Fig. 11 presents the free-space azimuth pattern for the scaled QST model as adjusted. Note the slightly higher gain and front-to-back ratio, but the narrower beamwidth and lower front-to-side lobe ratio. Among the more subtle features to notice when comparing patterns is the first lobe off the main lobe. In the narrow and wide CATJ models, it is a low-level distinct lobe. In the scaled QST model, the first lobe is stronger and melds with the main lobe. Whether features like these make an operational difference in most ham circumstances is dubious. However, they are interesting theoretically when considering what Laport was trying to accomplish with his design.

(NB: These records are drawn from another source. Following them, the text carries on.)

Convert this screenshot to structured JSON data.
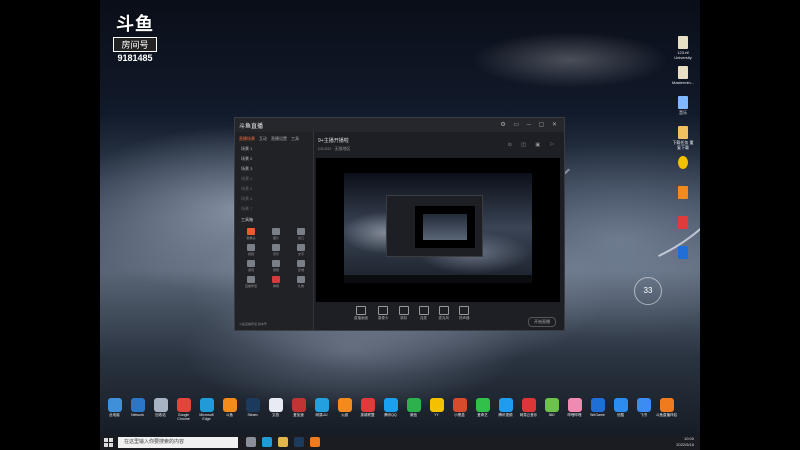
{
  "logo": {
    "mark": "斗鱼",
    "label": "房间号",
    "room_id": "9181485"
  },
  "desktop_right_icons": [
    {
      "label": "123.rtf University",
      "color": "#e9e0c4"
    },
    {
      "label": "Mastermin...",
      "color": "#e9e0c4"
    },
    {
      "label": "音乐",
      "color": "#7fb8ff"
    },
    {
      "label": "下载任务 重复下载",
      "color": "#f0c060"
    }
  ],
  "weather": {
    "temp": "33"
  },
  "app_window": {
    "title": "斗鱼直播",
    "sidebar_tabs": [
      "直播场景",
      "互动",
      "直播设置",
      "工具"
    ],
    "scenes": [
      "场景 1",
      "场景 2",
      "场景 3"
    ],
    "dim_scenes": [
      "场景 4",
      "场景 5",
      "场景 6",
      "场景 7"
    ],
    "tools_title": "工具箱",
    "tools": [
      {
        "label": "摄像头",
        "tone": "orange"
      },
      {
        "label": "图片",
        "tone": ""
      },
      {
        "label": "窗口",
        "tone": ""
      },
      {
        "label": "视频",
        "tone": ""
      },
      {
        "label": "音乐",
        "tone": ""
      },
      {
        "label": "文字",
        "tone": ""
      },
      {
        "label": "游戏",
        "tone": ""
      },
      {
        "label": "屏幕",
        "tone": ""
      },
      {
        "label": "区域",
        "tone": ""
      },
      {
        "label": "直播伴侣",
        "tone": ""
      },
      {
        "label": "弹幕",
        "tone": "red"
      },
      {
        "label": "礼物",
        "tone": ""
      }
    ],
    "sidebar_footer": "斗鱼直播伴侣 版本号",
    "stream_title": "9+主播开播啦",
    "stream_sub": "CS:GO · 无限地区",
    "bottom_actions": [
      "直播画面",
      "摄像头",
      "录制",
      "连麦",
      "麦克风",
      "扬声器"
    ],
    "start_button": "开始直播"
  },
  "dock_icons": [
    {
      "label": "此电脑",
      "color": "#3f8fd9"
    },
    {
      "label": "Network",
      "color": "#2c76c8"
    },
    {
      "label": "回收站",
      "color": "#a8b4c4"
    },
    {
      "label": "Google Chrome",
      "color": "#e2463a"
    },
    {
      "label": "Microsoft Edge",
      "color": "#1f9bd7"
    },
    {
      "label": "斗鱼",
      "color": "#f38b1c"
    },
    {
      "label": "Steam",
      "color": "#1b3a5c"
    },
    {
      "label": "文档",
      "color": "#e8ecf2"
    },
    {
      "label": "爱加速",
      "color": "#c03434"
    },
    {
      "label": "网易UU",
      "color": "#23a0e0"
    },
    {
      "label": "火绒",
      "color": "#f28a1e"
    },
    {
      "label": "英雄联盟",
      "color": "#e03a3a"
    },
    {
      "label": "腾讯QQ",
      "color": "#1aa0f0"
    },
    {
      "label": "微信",
      "color": "#2bb24c"
    },
    {
      "label": "YY",
      "color": "#f2c200"
    },
    {
      "label": "小黑盒",
      "color": "#d64b2b"
    },
    {
      "label": "爱奇艺",
      "color": "#31c04a"
    },
    {
      "label": "腾讯视频",
      "color": "#1f9cf0"
    },
    {
      "label": "网易云音乐",
      "color": "#dd3636"
    },
    {
      "label": "360",
      "color": "#6cc24a"
    },
    {
      "label": "哔哩哔哩",
      "color": "#f08ab0"
    },
    {
      "label": "WeGame",
      "color": "#1f6fd6"
    },
    {
      "label": "优酷",
      "color": "#2c8cf0"
    },
    {
      "label": "飞书",
      "color": "#3c8cf2"
    },
    {
      "label": "斗鱼直播伴侣",
      "color": "#f07a1e"
    }
  ],
  "taskbar": {
    "search_placeholder": "在这里输入你要搜索的内容",
    "clock_time": "10:00",
    "clock_date": "2022/5/16"
  }
}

If the side lobes are not especially troublesome, the scaled QST 1296 MHz model may be the more advantageous design, considering the gain, front-to-back ratio, and feedpoint impedance. However, if the power to the rearward lobes is of concern for a particular operation, the CATJ version may end up as more suitable.

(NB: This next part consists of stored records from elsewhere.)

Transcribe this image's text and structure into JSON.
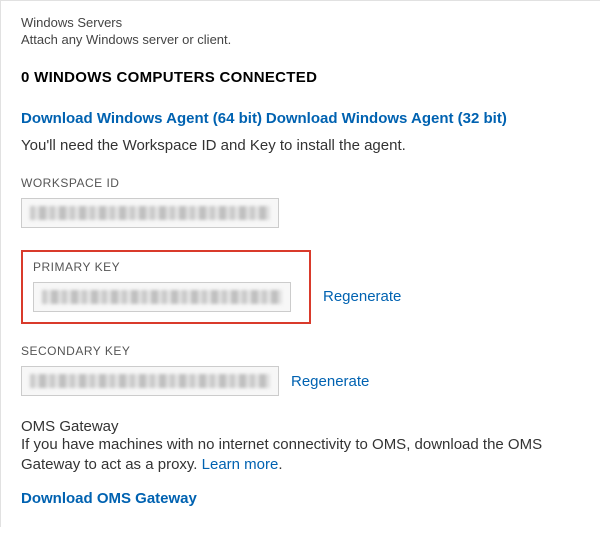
{
  "header": {
    "title": "Windows Servers",
    "subtitle": "Attach any Windows server or client."
  },
  "connected": {
    "heading": "0 WINDOWS COMPUTERS CONNECTED"
  },
  "downloads": {
    "win64": "Download Windows Agent (64 bit)",
    "win32": "Download Windows Agent (32 bit)",
    "note": "You'll need the Workspace ID and Key to install the agent."
  },
  "workspace": {
    "label": "WORKSPACE ID",
    "value": "(redacted)"
  },
  "primaryKey": {
    "label": "PRIMARY KEY",
    "value": "(redacted)",
    "regenerate": "Regenerate"
  },
  "secondaryKey": {
    "label": "SECONDARY KEY",
    "value": "(redacted)",
    "regenerate": "Regenerate"
  },
  "gateway": {
    "title": "OMS Gateway",
    "desc_prefix": "If you have machines with no internet connectivity to OMS, download the OMS Gateway to act as a proxy. ",
    "learn_more": "Learn more",
    "desc_suffix": ".",
    "download": "Download OMS Gateway"
  }
}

### A Note on Feedpoint Reactance

Virtually all of the models have shown a remnant capacitive reactance of proportions to disturb a match with 300-Ohm or similar line. Because of limitation in the models, it is not certain to what degree this reactance will appear in a real antenna. However, modeling uncovers a simple technique for changing the reactance. See Fig. 12.

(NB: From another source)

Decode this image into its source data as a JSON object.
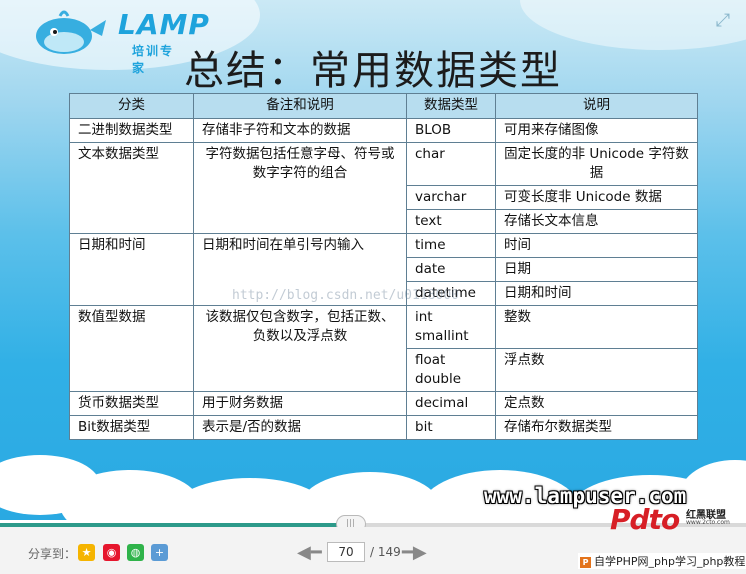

Where the wires of the legs join, the spacing between leg pairs can be widened or narrowed. Narrowing the spacing tends to push reactance further into the capacitive region. Widening the spacing pushed the reactance less capacitive and more toward inductive. Although the models may not predict the exact reactance value to be encountered with a dual rhomboid, the trends should be quite reliable in field adjusting the feedpoint reactance.

### Conclusion

By judiciously using the figure that emerged from the 1296 MHz model and those that emerged with these 100-MHz models, it is possible to estimate the properties of scaled versions of the dual rhomboid for 144-, 225-, and 440-MHz versions of the antenna. The key item to remember is that the "standard" #12 wire becomes effectively fatter relative to a wavelength as the frequency increases.

The dual rhomboid models produce consistent narrow beamwidth gains between 15 and 16 dBi in free space. At 100 MHz, the require length is 83-89 feet, with a 38 to 45 foot maximum width. What these numbers do not tell us is whether the antenna is worth building. So far we have produced no standards of comparison. For example, what would be the performance of a simpler single wire rhombic at 100 MHz? Does the dual rhombic have enough of a gain advantage to warrant the added construction difficulties? How large would a Yagi or equivalent gain be?

It may be useful to add one more part to this series to provide some basis for the individual to decide if the dual rhomboid is indeed the way to go.

Updated 8-16-99. © L. B. Cebik, W4RNL. Data may be used for personal purposes, but may not be reproduced for publication in print or any other medium without permission of the author.

Go to Part 3: Some Standards of Comparison